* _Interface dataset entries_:
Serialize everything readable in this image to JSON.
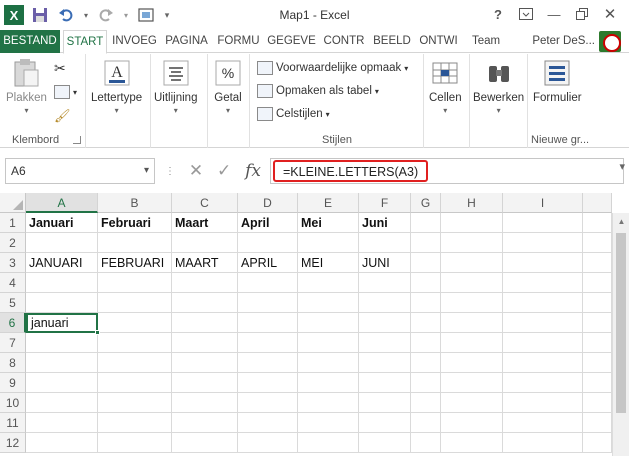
{
  "window": {
    "title": "Map1 - Excel"
  },
  "qat": {
    "logo": "X"
  },
  "tabs": [
    {
      "label": "BESTAND"
    },
    {
      "label": "START"
    },
    {
      "label": "INVOEG"
    },
    {
      "label": "PAGINA"
    },
    {
      "label": "FORMU"
    },
    {
      "label": "GEGEVE"
    },
    {
      "label": "CONTR"
    },
    {
      "label": "BEELD"
    },
    {
      "label": "ONTWI"
    },
    {
      "label": "Team"
    }
  ],
  "user": {
    "name": "Peter DeS..."
  },
  "ribbon": {
    "paste_label": "Plakken",
    "clipboard_label": "Klembord",
    "font_label": "Lettertype",
    "alignment_label": "Uitlijning",
    "number_label": "Getal",
    "cond_format_label": "Voorwaardelijke opmaak",
    "format_table_label": "Opmaken als tabel",
    "cell_styles_label": "Celstijlen",
    "styles_group_label": "Stijlen",
    "cells_label": "Cellen",
    "editing_label": "Bewerken",
    "formulier_label": "Formulier",
    "new_group_label": "Nieuwe gr..."
  },
  "formula_bar": {
    "name_box": "A6",
    "fx": "fx",
    "formula": "=KLEINE.LETTERS(A3)"
  },
  "grid": {
    "columns": [
      "A",
      "B",
      "C",
      "D",
      "E",
      "F",
      "G",
      "H",
      "I"
    ],
    "rows": [
      "1",
      "2",
      "3",
      "4",
      "5",
      "6",
      "7",
      "8",
      "9",
      "10",
      "11",
      "12"
    ],
    "row1": [
      "Januari",
      "Februari",
      "Maart",
      "April",
      "Mei",
      "Juni"
    ],
    "row3": [
      "JANUARI",
      "FEBRUARI",
      "MAART",
      "APRIL",
      "MEI",
      "JUNI"
    ],
    "a6": "januari"
  },
  "colors": {
    "accent": "#217346",
    "highlight": "#e02020"
  },
  "icons": [
    "excel-logo-icon",
    "save-icon",
    "undo-icon",
    "redo-icon",
    "screenshot-icon",
    "help-icon",
    "minimize-icon",
    "restore-icon",
    "close-icon"
  ]
}
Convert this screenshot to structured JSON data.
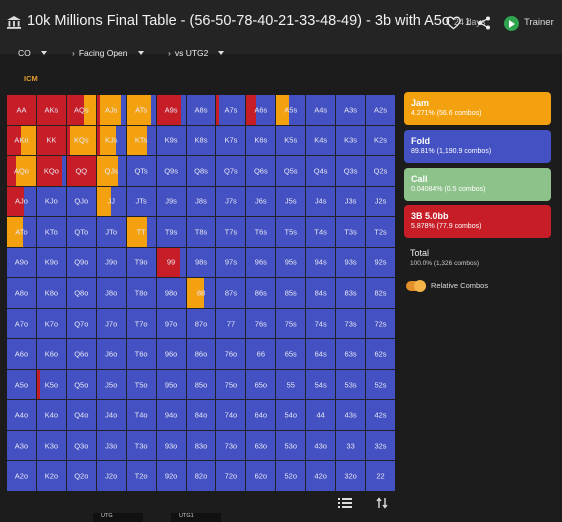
{
  "header": {
    "title": "10k Millions Final Table - (56-50-78-40-21-33-48-49) - 3b with A5o",
    "age": "24 days",
    "likes": "1",
    "trainer_label": "Trainer"
  },
  "filters": {
    "position": "CO",
    "action": "Facing Open",
    "vs": "vs UTG2"
  },
  "mode_label": "ICM",
  "colors": {
    "jam": "#f4a10f",
    "fold": "#4351c2",
    "call": "#8dc28a",
    "bet": "#c61d27"
  },
  "legend": [
    {
      "name": "Jam",
      "stats": "4.271% (56.6 combos)"
    },
    {
      "name": "Fold",
      "stats": "89.81% (1,190.9 combos)"
    },
    {
      "name": "Call",
      "stats": "0.04084% (0.5 combos)"
    },
    {
      "name": "3B 5.0bb",
      "stats": "5.878% (77.9 combos)"
    }
  ],
  "total": {
    "label": "Total",
    "stats": "100.0% (1,326 combos)"
  },
  "toggle_label": "Relative Combos",
  "seats": [
    "UTG",
    "UTG1"
  ],
  "grid": [
    [
      "AA",
      "AKs",
      "AQs",
      "AJs",
      "ATs",
      "A9s",
      "A8s",
      "A7s",
      "A6s",
      "A5s",
      "A4s",
      "A3s",
      "A2s"
    ],
    [
      "AKo",
      "KK",
      "KQs",
      "KJs",
      "KTs",
      "K9s",
      "K8s",
      "K7s",
      "K6s",
      "K5s",
      "K4s",
      "K3s",
      "K2s"
    ],
    [
      "AQo",
      "KQo",
      "QQ",
      "QJs",
      "QTs",
      "Q9s",
      "Q8s",
      "Q7s",
      "Q6s",
      "Q5s",
      "Q4s",
      "Q3s",
      "Q2s"
    ],
    [
      "AJo",
      "KJo",
      "QJo",
      "JJ",
      "JTs",
      "J9s",
      "J8s",
      "J7s",
      "J6s",
      "J5s",
      "J4s",
      "J3s",
      "J2s"
    ],
    [
      "ATo",
      "KTo",
      "QTo",
      "JTo",
      "TT",
      "T9s",
      "T8s",
      "T7s",
      "T6s",
      "T5s",
      "T4s",
      "T3s",
      "T2s"
    ],
    [
      "A9o",
      "K9o",
      "Q9o",
      "J9o",
      "T9o",
      "99",
      "98s",
      "97s",
      "96s",
      "95s",
      "94s",
      "93s",
      "92s"
    ],
    [
      "A8o",
      "K8o",
      "Q8o",
      "J8o",
      "T8o",
      "98o",
      "88",
      "87s",
      "86s",
      "85s",
      "84s",
      "83s",
      "82s"
    ],
    [
      "A7o",
      "K7o",
      "Q7o",
      "J7o",
      "T7o",
      "97o",
      "87o",
      "77",
      "76s",
      "75s",
      "74s",
      "73s",
      "72s"
    ],
    [
      "A6o",
      "K6o",
      "Q6o",
      "J6o",
      "T6o",
      "96o",
      "86o",
      "76o",
      "66",
      "65s",
      "64s",
      "63s",
      "62s"
    ],
    [
      "A5o",
      "K5o",
      "Q5o",
      "J5o",
      "T5o",
      "95o",
      "85o",
      "75o",
      "65o",
      "55",
      "54s",
      "53s",
      "52s"
    ],
    [
      "A4o",
      "K4o",
      "Q4o",
      "J4o",
      "T4o",
      "94o",
      "84o",
      "74o",
      "64o",
      "54o",
      "44",
      "43s",
      "42s"
    ],
    [
      "A3o",
      "K3o",
      "Q3o",
      "J3o",
      "T3o",
      "93o",
      "83o",
      "73o",
      "63o",
      "53o",
      "43o",
      "33",
      "32s"
    ],
    [
      "A2o",
      "K2o",
      "Q2o",
      "J2o",
      "T2o",
      "92o",
      "82o",
      "72o",
      "62o",
      "52o",
      "42o",
      "32o",
      "22"
    ]
  ],
  "frequencies": {
    "AA": {
      "bet": 1.0
    },
    "AKs": {
      "bet": 1.0
    },
    "AQs": {
      "bet": 0.6,
      "jam": 0.4
    },
    "AJs": {
      "jam": 0.75,
      "bet": 0.1
    },
    "ATs": {
      "jam": 0.85
    },
    "A9s": {
      "bet": 0.85
    },
    "A7s": {
      "bet": 0.08
    },
    "A6s": {
      "bet": 0.35
    },
    "A5s": {
      "jam": 0.45
    },
    "AKo": {
      "jam": 0.5,
      "bet": 0.5
    },
    "KK": {
      "bet": 1.0
    },
    "KQs": {
      "jam": 0.9,
      "bet": 0.1
    },
    "KJs": {
      "jam": 0.55,
      "bet": 0.1
    },
    "KTs": {
      "jam": 0.7
    },
    "AQo": {
      "jam": 0.7,
      "bet": 0.3
    },
    "KQo": {
      "bet": 0.85
    },
    "QQ": {
      "bet": 1.0
    },
    "QJs": {
      "jam": 0.75
    },
    "AJo": {
      "bet": 0.6
    },
    "JJ": {
      "jam": 0.5
    },
    "ATo": {
      "jam": 0.55
    },
    "TT": {
      "jam": 0.7
    },
    "99": {
      "bet": 0.8
    },
    "88": {
      "jam": 0.6
    },
    "K5o": {
      "bet": 0.1
    }
  }
}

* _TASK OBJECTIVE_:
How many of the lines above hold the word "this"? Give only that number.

* _TASK SOLUTION_:
2